__Task input__:
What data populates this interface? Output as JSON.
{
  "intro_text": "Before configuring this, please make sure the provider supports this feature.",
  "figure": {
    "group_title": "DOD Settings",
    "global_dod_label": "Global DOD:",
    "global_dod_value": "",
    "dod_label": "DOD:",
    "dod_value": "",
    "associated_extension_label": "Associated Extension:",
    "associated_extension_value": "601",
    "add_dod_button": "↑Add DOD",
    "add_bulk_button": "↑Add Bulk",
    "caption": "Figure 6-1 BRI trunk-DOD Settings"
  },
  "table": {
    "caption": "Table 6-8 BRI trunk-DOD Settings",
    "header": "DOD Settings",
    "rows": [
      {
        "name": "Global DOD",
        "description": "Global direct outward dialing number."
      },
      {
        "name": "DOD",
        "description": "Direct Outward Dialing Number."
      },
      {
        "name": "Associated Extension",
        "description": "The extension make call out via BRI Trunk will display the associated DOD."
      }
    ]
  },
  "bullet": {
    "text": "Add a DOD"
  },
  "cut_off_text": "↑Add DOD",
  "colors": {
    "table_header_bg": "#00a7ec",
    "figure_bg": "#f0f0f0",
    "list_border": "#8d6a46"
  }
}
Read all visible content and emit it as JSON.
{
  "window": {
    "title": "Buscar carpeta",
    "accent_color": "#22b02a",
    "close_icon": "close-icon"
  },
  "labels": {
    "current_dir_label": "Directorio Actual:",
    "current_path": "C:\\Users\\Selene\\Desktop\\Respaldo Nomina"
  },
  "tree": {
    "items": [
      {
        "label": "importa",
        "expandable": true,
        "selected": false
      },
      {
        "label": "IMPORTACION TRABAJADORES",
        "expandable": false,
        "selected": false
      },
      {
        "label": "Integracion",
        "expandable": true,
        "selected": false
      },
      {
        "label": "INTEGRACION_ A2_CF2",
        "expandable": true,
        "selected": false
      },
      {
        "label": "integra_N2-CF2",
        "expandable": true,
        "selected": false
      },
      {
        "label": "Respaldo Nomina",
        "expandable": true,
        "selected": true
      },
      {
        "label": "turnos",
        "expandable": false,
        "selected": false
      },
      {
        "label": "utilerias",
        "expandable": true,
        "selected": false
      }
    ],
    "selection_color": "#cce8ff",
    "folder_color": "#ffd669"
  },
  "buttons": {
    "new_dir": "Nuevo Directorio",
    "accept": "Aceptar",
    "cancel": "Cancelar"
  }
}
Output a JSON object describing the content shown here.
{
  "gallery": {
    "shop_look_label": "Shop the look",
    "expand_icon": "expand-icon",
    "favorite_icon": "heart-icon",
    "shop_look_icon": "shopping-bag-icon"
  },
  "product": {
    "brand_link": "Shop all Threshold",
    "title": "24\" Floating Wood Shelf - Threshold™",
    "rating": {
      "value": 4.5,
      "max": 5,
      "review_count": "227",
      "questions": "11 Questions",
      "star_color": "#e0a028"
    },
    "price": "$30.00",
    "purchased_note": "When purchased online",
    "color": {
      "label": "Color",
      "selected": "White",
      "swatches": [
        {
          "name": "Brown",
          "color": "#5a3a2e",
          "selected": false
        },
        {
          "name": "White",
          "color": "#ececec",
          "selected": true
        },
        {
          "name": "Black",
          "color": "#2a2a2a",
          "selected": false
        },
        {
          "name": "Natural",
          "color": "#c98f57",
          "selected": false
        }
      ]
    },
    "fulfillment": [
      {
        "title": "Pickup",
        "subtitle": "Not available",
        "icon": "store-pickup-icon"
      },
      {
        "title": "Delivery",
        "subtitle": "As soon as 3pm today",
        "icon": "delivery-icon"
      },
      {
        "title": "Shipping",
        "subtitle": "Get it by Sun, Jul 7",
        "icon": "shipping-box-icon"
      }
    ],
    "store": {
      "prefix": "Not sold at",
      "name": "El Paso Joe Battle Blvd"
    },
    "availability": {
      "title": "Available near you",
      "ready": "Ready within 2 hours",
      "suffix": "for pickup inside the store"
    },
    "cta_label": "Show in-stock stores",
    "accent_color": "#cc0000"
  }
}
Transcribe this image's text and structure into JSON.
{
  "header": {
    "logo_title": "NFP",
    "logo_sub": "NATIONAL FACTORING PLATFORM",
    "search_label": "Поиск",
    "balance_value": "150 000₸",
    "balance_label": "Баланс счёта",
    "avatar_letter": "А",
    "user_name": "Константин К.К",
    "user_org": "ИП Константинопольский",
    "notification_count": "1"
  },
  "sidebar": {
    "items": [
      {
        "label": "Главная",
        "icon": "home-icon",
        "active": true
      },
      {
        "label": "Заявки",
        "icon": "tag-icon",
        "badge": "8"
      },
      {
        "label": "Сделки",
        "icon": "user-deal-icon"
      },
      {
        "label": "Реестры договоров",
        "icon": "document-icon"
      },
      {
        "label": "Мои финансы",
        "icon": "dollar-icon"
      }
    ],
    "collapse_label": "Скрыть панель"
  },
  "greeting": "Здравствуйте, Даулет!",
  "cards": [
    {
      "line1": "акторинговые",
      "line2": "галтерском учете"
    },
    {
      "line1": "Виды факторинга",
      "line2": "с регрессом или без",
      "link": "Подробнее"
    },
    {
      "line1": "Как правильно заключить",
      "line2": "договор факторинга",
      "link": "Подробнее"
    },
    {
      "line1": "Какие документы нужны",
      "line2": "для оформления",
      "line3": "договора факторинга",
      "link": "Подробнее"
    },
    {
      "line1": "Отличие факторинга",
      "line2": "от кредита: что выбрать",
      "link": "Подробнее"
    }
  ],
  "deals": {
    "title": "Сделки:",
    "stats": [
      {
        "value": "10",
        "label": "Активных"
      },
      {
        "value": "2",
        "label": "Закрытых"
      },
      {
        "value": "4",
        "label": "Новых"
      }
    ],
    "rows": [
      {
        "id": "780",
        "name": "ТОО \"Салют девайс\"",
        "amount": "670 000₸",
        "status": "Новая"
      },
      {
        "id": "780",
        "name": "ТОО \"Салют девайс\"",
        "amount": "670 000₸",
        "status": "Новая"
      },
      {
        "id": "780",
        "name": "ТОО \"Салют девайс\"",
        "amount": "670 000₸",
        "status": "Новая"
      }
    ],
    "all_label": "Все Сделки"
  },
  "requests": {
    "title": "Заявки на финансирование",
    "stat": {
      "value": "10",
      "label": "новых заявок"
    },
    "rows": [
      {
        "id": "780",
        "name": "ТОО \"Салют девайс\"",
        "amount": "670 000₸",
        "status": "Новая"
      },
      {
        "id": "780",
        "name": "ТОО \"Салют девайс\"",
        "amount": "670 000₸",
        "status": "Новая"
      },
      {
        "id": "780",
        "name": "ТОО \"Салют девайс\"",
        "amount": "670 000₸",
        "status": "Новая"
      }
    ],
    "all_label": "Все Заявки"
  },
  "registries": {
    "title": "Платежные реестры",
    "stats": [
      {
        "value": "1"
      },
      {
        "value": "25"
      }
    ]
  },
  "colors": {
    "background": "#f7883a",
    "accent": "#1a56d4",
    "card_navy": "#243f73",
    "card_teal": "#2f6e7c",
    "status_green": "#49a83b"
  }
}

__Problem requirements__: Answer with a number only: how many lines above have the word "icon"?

__Exercise result__: 12